What injury is your neighbor carrying?

What worry is your neighbor holding?

What needs does your neighbor have?

What fear is your neighbor battling?

What inspiration could help and uplift your neighbor?

What encouragement does your neighbor crave?

God wants us to make other people a central focus of our lives. He blesses us with what we need as we are seeking to be a blessing to those around us. If you give yourself to the betterment of somebody else’s life, God makes sure there’s always somebody who’s around to be a blessing to you.

Some of the important questions that can be asked in your spirit are these: What are the needs of the people around me? Can my lens be shaped to observe them? Can my efforts be pointed to address them?

God invites us to live lives of selfless engagements. By that I mean the ability to practice compassion. To make sacrifices. To slow your life down and put others first. To let what grows inside of you breathe by outside exercise. To make intentional withdrawals from your life. To create space for God to act, through you, in the lives of other people. To make others count.



Study God, Not Self

Seek first the kingdom of God and His righteousness, and all these things shall be added to you.
Matthew 6:33 (NKJV)

Anthropology (the study of humankind) does not determine theology (the study of God).

In other words, you don’t interpret you in order to interpret God. That’s the problem in our current culture. People are studying themselves and hoping as a byproduct that they’ll come to an understanding of God.

In order to understand you, you must first understand God.

That’s why in Genesis, it doesn’t say “In the beginning, man…” but rather “In the beginning, God...” God created man in His own image, after His own likeness, and breathed into him the breath of life, and he became a living soul.

You can’t become aware of who you are, the complexities that make up your personality, and the calling that God has bestowed upon your life until you understand God. That’s why He allows difficult experiences and takes you to unpleasant places sometimes in your life. He lets life drag you through certain calamities because He’s trying to stir up the gift that He has placed inside of you.

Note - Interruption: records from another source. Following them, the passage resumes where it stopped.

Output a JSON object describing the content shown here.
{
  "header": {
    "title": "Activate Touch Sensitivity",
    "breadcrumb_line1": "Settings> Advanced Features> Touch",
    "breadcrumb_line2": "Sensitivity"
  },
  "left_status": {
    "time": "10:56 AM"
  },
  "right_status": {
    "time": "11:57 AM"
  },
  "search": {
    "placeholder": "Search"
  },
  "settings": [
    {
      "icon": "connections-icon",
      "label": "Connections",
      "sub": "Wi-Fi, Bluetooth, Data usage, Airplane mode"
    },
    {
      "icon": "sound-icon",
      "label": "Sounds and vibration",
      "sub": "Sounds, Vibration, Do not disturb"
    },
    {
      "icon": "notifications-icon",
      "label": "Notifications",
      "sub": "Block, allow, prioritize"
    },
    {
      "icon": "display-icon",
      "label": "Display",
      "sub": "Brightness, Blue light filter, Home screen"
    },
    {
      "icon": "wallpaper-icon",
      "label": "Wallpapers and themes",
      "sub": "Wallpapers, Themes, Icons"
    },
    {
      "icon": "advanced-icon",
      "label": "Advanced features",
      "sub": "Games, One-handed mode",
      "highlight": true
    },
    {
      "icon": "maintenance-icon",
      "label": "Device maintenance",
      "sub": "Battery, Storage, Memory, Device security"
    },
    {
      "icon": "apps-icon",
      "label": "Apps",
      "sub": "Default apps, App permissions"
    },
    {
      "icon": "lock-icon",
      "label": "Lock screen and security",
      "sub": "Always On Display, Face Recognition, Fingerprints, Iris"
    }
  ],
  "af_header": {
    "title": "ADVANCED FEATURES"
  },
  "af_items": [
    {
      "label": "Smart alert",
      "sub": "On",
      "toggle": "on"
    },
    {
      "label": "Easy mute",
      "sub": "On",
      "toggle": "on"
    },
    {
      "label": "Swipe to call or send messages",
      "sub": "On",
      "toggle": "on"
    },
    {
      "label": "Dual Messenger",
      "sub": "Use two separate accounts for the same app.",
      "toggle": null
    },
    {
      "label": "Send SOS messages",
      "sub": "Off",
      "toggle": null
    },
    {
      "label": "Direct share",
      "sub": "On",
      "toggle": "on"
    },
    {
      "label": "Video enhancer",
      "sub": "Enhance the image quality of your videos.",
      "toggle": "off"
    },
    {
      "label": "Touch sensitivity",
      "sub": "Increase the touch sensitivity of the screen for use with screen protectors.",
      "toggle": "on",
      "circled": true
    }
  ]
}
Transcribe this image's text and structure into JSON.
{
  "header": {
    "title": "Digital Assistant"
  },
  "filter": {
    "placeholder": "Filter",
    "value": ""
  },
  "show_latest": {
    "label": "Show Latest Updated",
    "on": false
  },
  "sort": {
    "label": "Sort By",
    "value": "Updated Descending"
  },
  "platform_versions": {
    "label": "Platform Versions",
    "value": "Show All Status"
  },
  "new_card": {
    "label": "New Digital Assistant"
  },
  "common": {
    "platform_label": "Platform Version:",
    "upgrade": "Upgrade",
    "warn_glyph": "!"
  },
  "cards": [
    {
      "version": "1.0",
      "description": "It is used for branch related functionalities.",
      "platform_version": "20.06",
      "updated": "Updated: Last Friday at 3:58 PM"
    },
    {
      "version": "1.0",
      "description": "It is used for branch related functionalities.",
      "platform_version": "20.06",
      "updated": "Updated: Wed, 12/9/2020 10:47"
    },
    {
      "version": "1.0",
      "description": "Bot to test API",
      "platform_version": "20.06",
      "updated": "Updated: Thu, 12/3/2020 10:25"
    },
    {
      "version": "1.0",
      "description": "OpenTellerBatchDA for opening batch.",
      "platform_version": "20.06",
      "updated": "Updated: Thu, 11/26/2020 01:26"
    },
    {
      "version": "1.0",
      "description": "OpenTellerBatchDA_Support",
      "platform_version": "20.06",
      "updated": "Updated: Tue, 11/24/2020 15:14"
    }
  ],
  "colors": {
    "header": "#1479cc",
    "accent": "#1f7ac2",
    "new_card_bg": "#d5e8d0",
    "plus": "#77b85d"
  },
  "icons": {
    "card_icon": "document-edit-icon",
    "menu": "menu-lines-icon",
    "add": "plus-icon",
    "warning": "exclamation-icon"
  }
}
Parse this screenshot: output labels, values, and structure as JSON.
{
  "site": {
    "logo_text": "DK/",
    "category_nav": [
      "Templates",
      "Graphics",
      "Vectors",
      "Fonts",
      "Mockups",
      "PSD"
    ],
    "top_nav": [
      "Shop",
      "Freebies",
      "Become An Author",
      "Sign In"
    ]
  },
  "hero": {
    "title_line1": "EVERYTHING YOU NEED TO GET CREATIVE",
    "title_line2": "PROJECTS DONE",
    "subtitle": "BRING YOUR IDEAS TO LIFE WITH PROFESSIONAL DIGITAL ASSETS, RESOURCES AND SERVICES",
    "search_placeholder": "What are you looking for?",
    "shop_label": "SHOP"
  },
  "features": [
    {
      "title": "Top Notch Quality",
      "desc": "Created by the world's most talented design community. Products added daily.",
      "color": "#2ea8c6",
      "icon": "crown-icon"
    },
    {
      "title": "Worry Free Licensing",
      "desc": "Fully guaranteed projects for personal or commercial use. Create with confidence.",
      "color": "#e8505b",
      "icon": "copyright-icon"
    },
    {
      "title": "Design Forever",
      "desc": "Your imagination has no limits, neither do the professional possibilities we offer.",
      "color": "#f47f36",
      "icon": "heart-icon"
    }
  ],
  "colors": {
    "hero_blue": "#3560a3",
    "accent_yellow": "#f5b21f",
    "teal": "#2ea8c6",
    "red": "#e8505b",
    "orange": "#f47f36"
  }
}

If you understand God, then you can understand yourself. You’ll realize that no weapon formed against you will prosper. You can’t be mad that those weapons are formed; you just have to thank God that you’re stronger in Him than anything this world brings against you. He’s working it all together for your good because He who is in you is greater than he who is in the world.